On the surface, an “incremental stacking” approach to correlative analysis platforms like SIEM, XDR and UEBA is logical. Organizations can overcome some of the inherent limitations present in their security solutions by adding a network traffic analysis (NTA), for example. Industry analysts have been touting this approach for some time now as necessary for full coverage enterprise security.

A Modern SOC Should Not Be Entirely Dependent On Human Operators and Their Personal Experience

A modern SOC should not be entirely dependent on human operators and their personal experience. The issue has been a foundational problem with not only the methodologies used by SOCs for the past 15 to 20 years, but it should be questioned whether the problem is actually compounded by the technology itself.

The SOC Reckoning

What are companies really gaining when they take on SOAR? At a high level, SOAR and legacy platforms are falling far short of their promises. SOCs are left with several pivotal questions.

Building a Better SOC Based on What We Learned in 2020

Every network vulnerability opened new opportunities for hackers to infiltrate systems, steal data and wreak havoc. Several notable security incidents have left governments, private organizations, medical systems and large enterprise networks reeling. Many of these entities have discovered that their security plans are simply not up to the task of mitigating modern cybersecurity threats.

Our Top 2020 Cybersecurity Insights

The transition from office to remote environments was abrupt and one of the most defining moments that the cybersecurity industry and professionals faced in 2020. We wrote about the top issues CISOs were facing throughout the year but also doubled down on sharing insights about the evolution of next-generation SOCs, the failure of SIEM platforms as organizations are experiencing them today, and how self-supervised AI fits into the equation.

MixMode in the Real World: Customers Turn to MixMode Frustrated and in Search of a Viable SIEM Alternative
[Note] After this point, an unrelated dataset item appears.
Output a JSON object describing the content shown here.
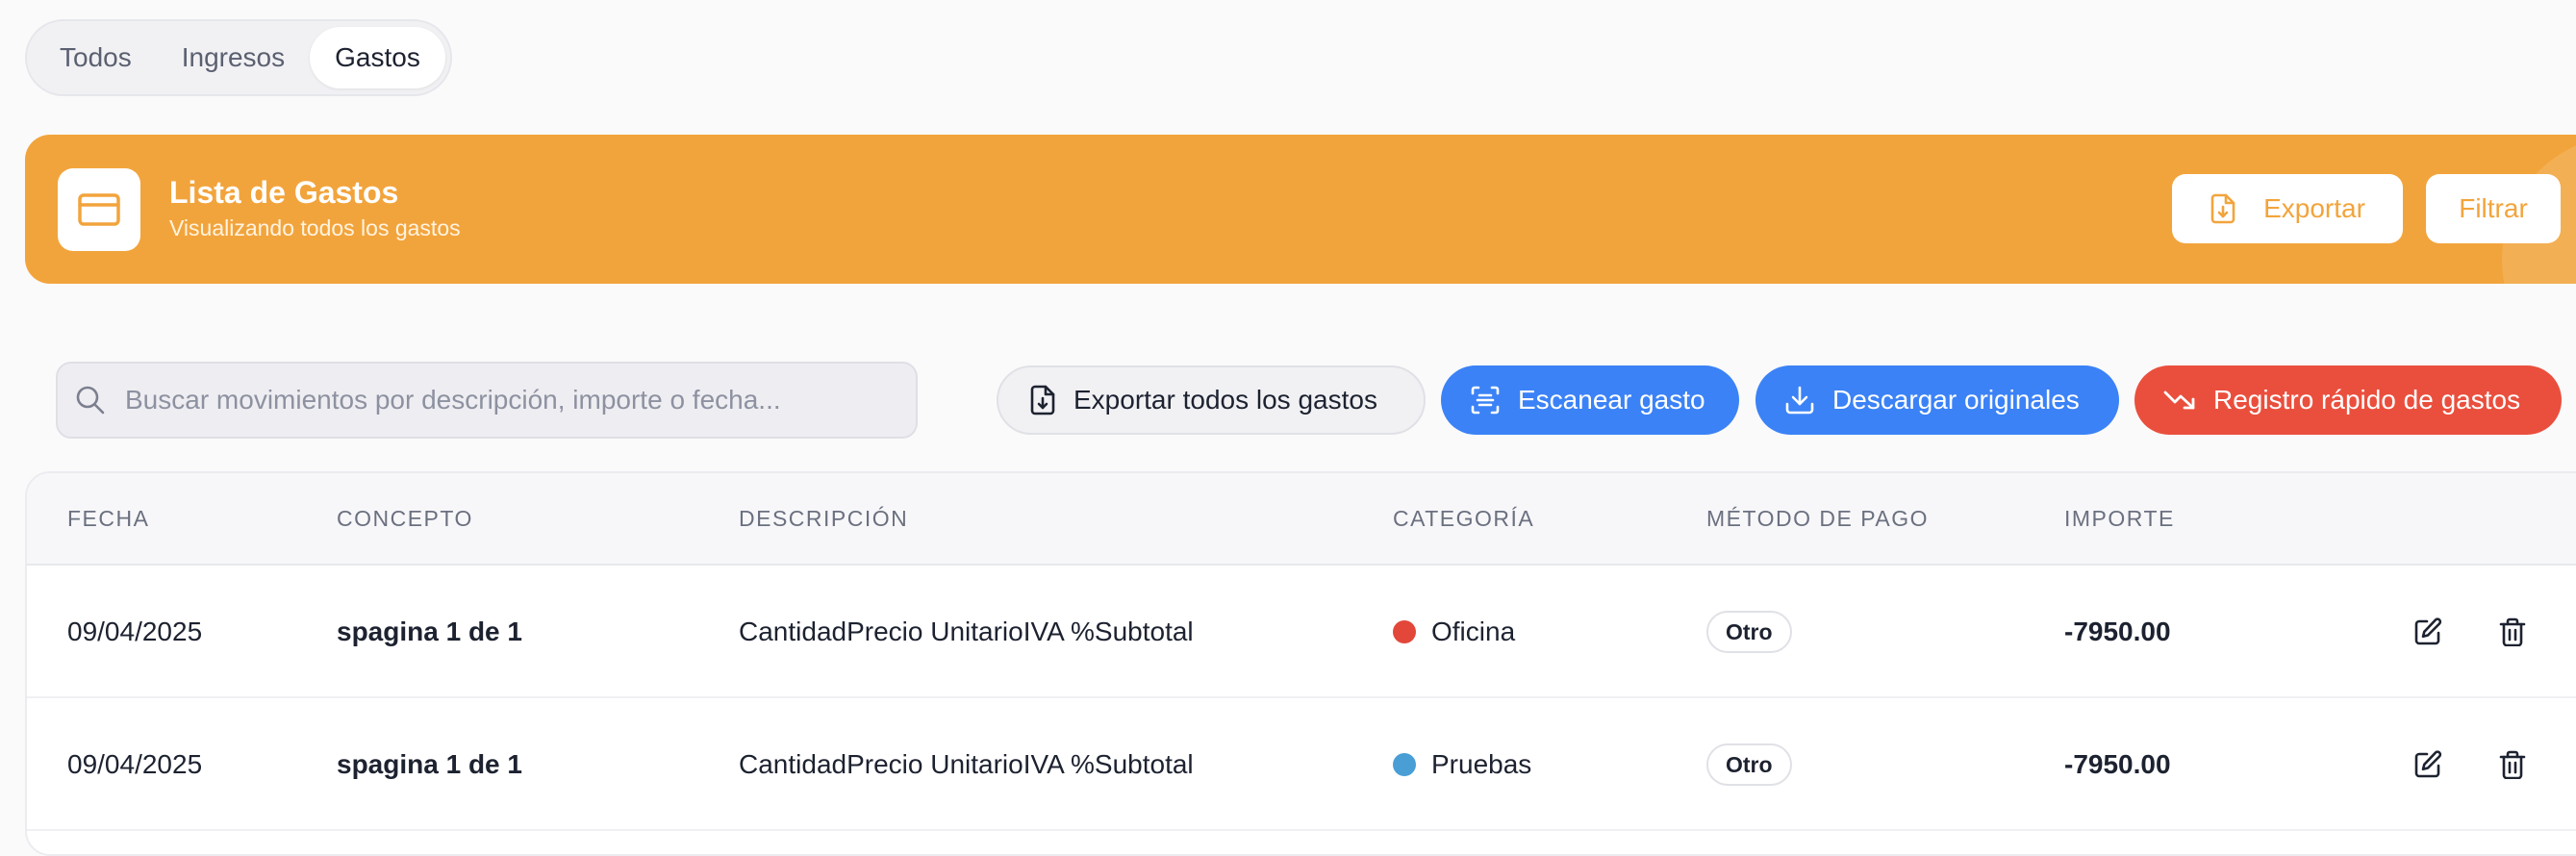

SIEM has failed to meet the needs of enterprises in the modern threatscape. One huge reason for this is that over time, most organizations will come to the sad realization that they will never achieve a full enterprise deployment of their SIEM. By its very nature, SIEM is always “in process.” It’s not unusual for an organization to have an SIEM in process for a full decade.
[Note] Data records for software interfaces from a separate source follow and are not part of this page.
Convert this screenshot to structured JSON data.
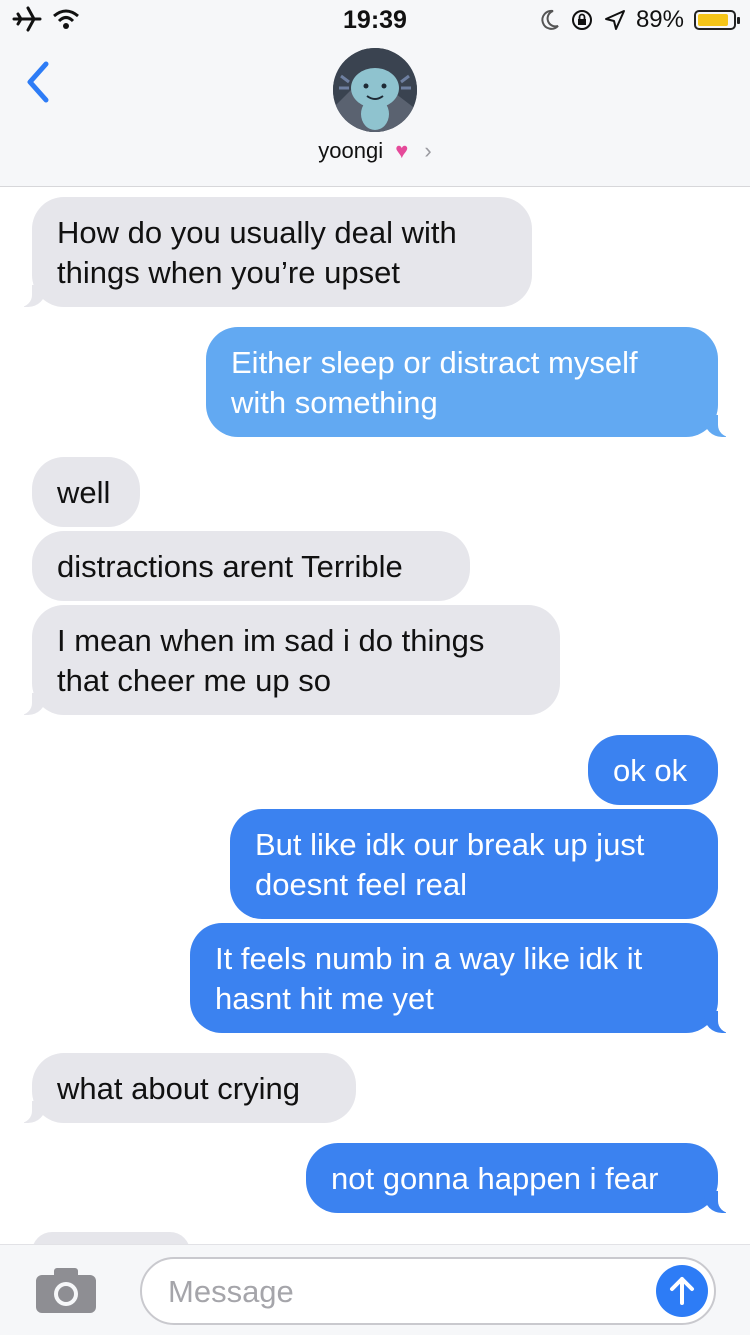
{
  "status": {
    "time": "19:39",
    "battery": "89%",
    "battery_level": 0.89
  },
  "header": {
    "contact_name": "yoongi"
  },
  "messages": [
    {
      "dir": "in",
      "text": "How do you usually deal with\nthings when you’re upset"
    },
    {
      "dir": "out",
      "text": "Either sleep or distract myself\nwith something"
    },
    {
      "dir": "in",
      "text": "well"
    },
    {
      "dir": "in",
      "text": "distractions arent Terrible"
    },
    {
      "dir": "in",
      "text": "I mean when im sad i do things\nthat cheer me up so"
    },
    {
      "dir": "out",
      "text": "ok ok"
    },
    {
      "dir": "out",
      "text": "But like idk our break up just\ndoesnt feel real"
    },
    {
      "dir": "out",
      "text": "It feels numb in a way like idk it\nhasnt hit me yet"
    },
    {
      "dir": "in",
      "text": "what about crying"
    },
    {
      "dir": "out",
      "text": "not gonna happen i fear"
    }
  ],
  "composer": {
    "placeholder": "Message"
  },
  "colors": {
    "accent": "#2d7cf6",
    "incoming_bubble": "#e6e6eb",
    "outgoing_bubble": "#3b82f0"
  }
}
Featured Use Case: Why a Large US Utility Company Turned to MixMode to Address Utility Grid Vulnerabilities

A large utility company approached MixMode with the following scenario: The enterprise SOC was utilizing a shared SIEM application that was being utilized by several stakeholders: the networking team, the SCADA team, the dev-ops team, the compliance team and cybersecurity teams for “basic search and investigation of log files to meet regulatory compliance requirements”.

How Vendors Capitalize on SIEM’s Fundamental Flaws

Because the fundamental nature of SIEM requires infinite amounts of data, security teams are forced to constantly wrangle their network data and faced with an unmanageable number of false positive alerts. This means they have to devise efficient ways to collect, organize and store data, resulting in an incredible investment in human and financial resources.

The Case Against Using a Frankenstein Cybersecurity Platform

The cybersecurity market has, simply put, been cobbled together. A tangled web of non-integrated systems and alerts from siloed systems. Enterprises are now being forced to utilize a “Frankenstein” of stitched together tools to create a platform that might cover their security bases.

Improving on the Typical SIEM Model

Despite its inherent flaws, today’s SIEM software solutions still shine when it comes to searching and investigating log data. One effective, comprehensive approach to network security pairs the best parts of SIEM with modern, AI-driven predictive analysis tools. Alternatively, organizations can replace their outdated SIEM with a modern single platform self-learning AI solution.